*** RECORDS FOR PROCESSING ***
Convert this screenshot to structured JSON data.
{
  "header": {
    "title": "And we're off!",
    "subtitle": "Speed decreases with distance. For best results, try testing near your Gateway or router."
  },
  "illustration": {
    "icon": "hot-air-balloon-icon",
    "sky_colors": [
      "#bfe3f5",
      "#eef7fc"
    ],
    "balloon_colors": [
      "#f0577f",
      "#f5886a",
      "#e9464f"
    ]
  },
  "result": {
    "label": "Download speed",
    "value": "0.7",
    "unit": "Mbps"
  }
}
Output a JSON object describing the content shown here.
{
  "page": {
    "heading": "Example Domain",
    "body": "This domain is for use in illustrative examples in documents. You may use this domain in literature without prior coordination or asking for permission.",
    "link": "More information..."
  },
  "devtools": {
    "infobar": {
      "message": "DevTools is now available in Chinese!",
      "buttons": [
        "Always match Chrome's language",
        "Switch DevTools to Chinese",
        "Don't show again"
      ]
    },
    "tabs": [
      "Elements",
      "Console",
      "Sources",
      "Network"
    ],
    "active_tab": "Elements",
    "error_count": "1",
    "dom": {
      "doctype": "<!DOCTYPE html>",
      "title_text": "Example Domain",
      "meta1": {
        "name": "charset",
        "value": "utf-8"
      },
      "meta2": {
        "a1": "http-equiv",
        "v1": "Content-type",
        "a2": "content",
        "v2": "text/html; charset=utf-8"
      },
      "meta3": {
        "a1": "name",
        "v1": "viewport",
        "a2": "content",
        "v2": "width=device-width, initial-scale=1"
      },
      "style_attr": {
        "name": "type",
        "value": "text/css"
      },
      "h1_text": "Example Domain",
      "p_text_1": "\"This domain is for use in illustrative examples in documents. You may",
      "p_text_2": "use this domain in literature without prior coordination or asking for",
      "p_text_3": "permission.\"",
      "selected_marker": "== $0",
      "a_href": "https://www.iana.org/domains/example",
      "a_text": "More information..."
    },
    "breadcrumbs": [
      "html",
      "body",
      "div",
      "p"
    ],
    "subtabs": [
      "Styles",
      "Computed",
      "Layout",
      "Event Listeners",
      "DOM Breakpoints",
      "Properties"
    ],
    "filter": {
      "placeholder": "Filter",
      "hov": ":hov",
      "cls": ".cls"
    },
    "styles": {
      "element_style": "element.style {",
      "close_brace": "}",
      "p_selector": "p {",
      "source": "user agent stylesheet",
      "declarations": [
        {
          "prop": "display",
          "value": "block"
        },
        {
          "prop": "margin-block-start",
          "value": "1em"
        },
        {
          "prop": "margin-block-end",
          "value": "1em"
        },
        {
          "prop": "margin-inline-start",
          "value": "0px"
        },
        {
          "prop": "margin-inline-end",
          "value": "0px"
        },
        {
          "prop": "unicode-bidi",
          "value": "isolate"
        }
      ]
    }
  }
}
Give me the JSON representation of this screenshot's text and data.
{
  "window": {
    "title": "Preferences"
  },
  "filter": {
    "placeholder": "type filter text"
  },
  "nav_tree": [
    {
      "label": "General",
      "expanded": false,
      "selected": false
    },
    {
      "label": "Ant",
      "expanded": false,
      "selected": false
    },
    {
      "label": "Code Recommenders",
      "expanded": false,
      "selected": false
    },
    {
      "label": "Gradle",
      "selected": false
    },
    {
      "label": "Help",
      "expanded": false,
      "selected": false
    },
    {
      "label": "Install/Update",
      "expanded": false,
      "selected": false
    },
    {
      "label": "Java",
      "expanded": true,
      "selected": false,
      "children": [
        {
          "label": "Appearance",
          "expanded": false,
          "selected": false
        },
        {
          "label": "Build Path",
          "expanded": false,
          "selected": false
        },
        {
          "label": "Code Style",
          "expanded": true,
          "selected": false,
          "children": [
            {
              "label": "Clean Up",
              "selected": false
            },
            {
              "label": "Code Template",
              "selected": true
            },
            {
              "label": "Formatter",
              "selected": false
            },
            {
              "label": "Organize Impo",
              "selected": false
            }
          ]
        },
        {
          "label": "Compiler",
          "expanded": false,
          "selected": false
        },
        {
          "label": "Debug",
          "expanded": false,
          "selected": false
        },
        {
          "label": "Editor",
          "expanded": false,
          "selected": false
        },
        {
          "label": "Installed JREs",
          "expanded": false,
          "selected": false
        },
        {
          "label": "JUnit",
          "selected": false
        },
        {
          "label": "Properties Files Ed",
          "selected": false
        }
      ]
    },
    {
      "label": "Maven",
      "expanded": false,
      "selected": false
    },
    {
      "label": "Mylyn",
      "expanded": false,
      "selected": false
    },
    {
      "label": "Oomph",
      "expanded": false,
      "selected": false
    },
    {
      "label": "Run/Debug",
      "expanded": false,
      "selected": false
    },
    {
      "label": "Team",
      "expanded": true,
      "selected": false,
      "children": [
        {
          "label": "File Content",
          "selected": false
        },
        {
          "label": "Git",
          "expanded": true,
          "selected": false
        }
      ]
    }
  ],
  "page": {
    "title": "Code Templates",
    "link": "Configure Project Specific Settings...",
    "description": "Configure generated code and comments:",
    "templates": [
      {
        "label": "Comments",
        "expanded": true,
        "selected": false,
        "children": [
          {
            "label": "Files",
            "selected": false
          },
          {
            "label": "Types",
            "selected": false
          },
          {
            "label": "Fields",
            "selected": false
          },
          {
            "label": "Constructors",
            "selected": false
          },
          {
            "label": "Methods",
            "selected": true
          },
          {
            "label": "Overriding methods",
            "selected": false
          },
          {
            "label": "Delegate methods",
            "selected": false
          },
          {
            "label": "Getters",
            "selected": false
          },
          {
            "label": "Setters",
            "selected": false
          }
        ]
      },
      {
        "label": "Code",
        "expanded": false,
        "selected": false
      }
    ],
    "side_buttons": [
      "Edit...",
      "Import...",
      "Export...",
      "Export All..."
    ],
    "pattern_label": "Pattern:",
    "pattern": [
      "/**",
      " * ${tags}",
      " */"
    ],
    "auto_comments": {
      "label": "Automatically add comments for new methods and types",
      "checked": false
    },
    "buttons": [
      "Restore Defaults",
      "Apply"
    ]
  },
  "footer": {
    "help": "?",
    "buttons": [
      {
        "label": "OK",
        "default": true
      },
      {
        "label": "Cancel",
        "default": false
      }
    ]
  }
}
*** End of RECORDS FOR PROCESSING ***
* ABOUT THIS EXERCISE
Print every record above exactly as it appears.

* WRITTEN SOLUTION
Convert this screenshot to structured JSON data.
{
  "header": {
    "title": "And we're off!",
    "subtitle": "Speed decreases with distance. For best results, try testing near your Gateway or router."
  },
  "illustration": {
    "icon": "hot-air-balloon-icon",
    "sky_colors": [
      "#bfe3f5",
      "#eef7fc"
    ],
    "balloon_colors": [
      "#f0577f",
      "#f5886a",
      "#e9464f"
    ]
  },
  "result": {
    "label": "Download speed",
    "value": "0.7",
    "unit": "Mbps"
  }
}
Output a JSON object describing the content shown here.
{
  "page": {
    "heading": "Example Domain",
    "body": "This domain is for use in illustrative examples in documents. You may use this domain in literature without prior coordination or asking for permission.",
    "link": "More information..."
  },
  "devtools": {
    "infobar": {
      "message": "DevTools is now available in Chinese!",
      "buttons": [
        "Always match Chrome's language",
        "Switch DevTools to Chinese",
        "Don't show again"
      ]
    },
    "tabs": [
      "Elements",
      "Console",
      "Sources",
      "Network"
    ],
    "active_tab": "Elements",
    "error_count": "1",
    "dom": {
      "doctype": "<!DOCTYPE html>",
      "title_text": "Example Domain",
      "meta1": {
        "name": "charset",
        "value": "utf-8"
      },
      "meta2": {
        "a1": "http-equiv",
        "v1": "Content-type",
        "a2": "content",
        "v2": "text/html; charset=utf-8"
      },
      "meta3": {
        "a1": "name",
        "v1": "viewport",
        "a2": "content",
        "v2": "width=device-width, initial-scale=1"
      },
      "style_attr": {
        "name": "type",
        "value": "text/css"
      },
      "h1_text": "Example Domain",
      "p_text_1": "\"This domain is for use in illustrative examples in documents. You may",
      "p_text_2": "use this domain in literature without prior coordination or asking for",
      "p_text_3": "permission.\"",
      "selected_marker": "== $0",
      "a_href": "https://www.iana.org/domains/example",
      "a_text": "More information..."
    },
    "breadcrumbs": [
      "html",
      "body",
      "div",
      "p"
    ],
    "subtabs": [
      "Styles",
      "Computed",
      "Layout",
      "Event Listeners",
      "DOM Breakpoints",
      "Properties"
    ],
    "filter": {
      "placeholder": "Filter",
      "hov": ":hov",
      "cls": ".cls"
    },
    "styles": {
      "element_style": "element.style {",
      "close_brace": "}",
      "p_selector": "p {",
      "source": "user agent stylesheet",
      "declarations": [
        {
          "prop": "display",
          "value": "block"
        },
        {
          "prop": "margin-block-start",
          "value": "1em"
        },
        {
          "prop": "margin-block-end",
          "value": "1em"
        },
        {
          "prop": "margin-inline-start",
          "value": "0px"
        },
        {
          "prop": "margin-inline-end",
          "value": "0px"
        },
        {
          "prop": "unicode-bidi",
          "value": "isolate"
        }
      ]
    }
  }
}
Give me the JSON representation of this screenshot's text and data.
{
  "window": {
    "title": "Preferences"
  },
  "filter": {
    "placeholder": "type filter text"
  },
  "nav_tree": [
    {
      "label": "General",
      "expanded": false,
      "selected": false
    },
    {
      "label": "Ant",
      "expanded": false,
      "selected": false
    },
    {
      "label": "Code Recommenders",
      "expanded": false,
      "selected": false
    },
    {
      "label": "Gradle",
      "selected": false
    },
    {
      "label": "Help",
      "expanded": false,
      "selected": false
    },
    {
      "label": "Install/Update",
      "expanded": false,
      "selected": false
    },
    {
      "label": "Java",
      "expanded": true,
      "selected": false,
      "children": [
        {
          "label": "Appearance",
          "expanded": false,
          "selected": false
        },
        {
          "label": "Build Path",
          "expanded": false,
          "selected": false
        },
        {
          "label": "Code Style",
          "expanded": true,
          "selected": false,
          "children": [
            {
              "label": "Clean Up",
              "selected": false
            },
            {
              "label": "Code Template",
              "selected": true
            },
            {
              "label": "Formatter",
              "selected": false
            },
            {
              "label": "Organize Impo",
              "selected": false
            }
          ]
        },
        {
          "label": "Compiler",
          "expanded": false,
          "selected": false
        },
        {
          "label": "Debug",
          "expanded": false,
          "selected": false
        },
        {
          "label": "Editor",
          "expanded": false,
          "selected": false
        },
        {
          "label": "Installed JREs",
          "expanded": false,
          "selected": false
        },
        {
          "label": "JUnit",
          "selected": false
        },
        {
          "label": "Properties Files Ed",
          "selected": false
        }
      ]
    },
    {
      "label": "Maven",
      "expanded": false,
      "selected": false
    },
    {
      "label": "Mylyn",
      "expanded": false,
      "selected": false
    },
    {
      "label": "Oomph",
      "expanded": false,
      "selected": false
    },
    {
      "label": "Run/Debug",
      "expanded": false,
      "selected": false
    },
    {
      "label": "Team",
      "expanded": true,
      "selected": false,
      "children": [
        {
          "label": "File Content",
          "selected": false
        },
        {
          "label": "Git",
          "expanded": true,
          "selected": false
        }
      ]
    }
  ],
  "page": {
    "title": "Code Templates",
    "link": "Configure Project Specific Settings...",
    "description": "Configure generated code and comments:",
    "templates": [
      {
        "label": "Comments",
        "expanded": true,
        "selected": false,
        "children": [
          {
            "label": "Files",
            "selected": false
          },
          {
            "label": "Types",
            "selected": false
          },
          {
            "label": "Fields",
            "selected": false
          },
          {
            "label": "Constructors",
            "selected": false
          },
          {
            "label": "Methods",
            "selected": true
          },
          {
            "label": "Overriding methods",
            "selected": false
          },
          {
            "label": "Delegate methods",
            "selected": false
          },
          {
            "label": "Getters",
            "selected": false
          },
          {
            "label": "Setters",
            "selected": false
          }
        ]
      },
      {
        "label": "Code",
        "expanded": false,
        "selected": false
      }
    ],
    "side_buttons": [
      "Edit...",
      "Import...",
      "Export...",
      "Export All..."
    ],
    "pattern_label": "Pattern:",
    "pattern": [
      "/**",
      " * ${tags}",
      " */"
    ],
    "auto_comments": {
      "label": "Automatically add comments for new methods and types",
      "checked": false
    },
    "buttons": [
      "Restore Defaults",
      "Apply"
    ]
  },
  "footer": {
    "help": "?",
    "buttons": [
      {
        "label": "OK",
        "default": true
      },
      {
        "label": "Cancel",
        "default": false
      }
    ]
  }
}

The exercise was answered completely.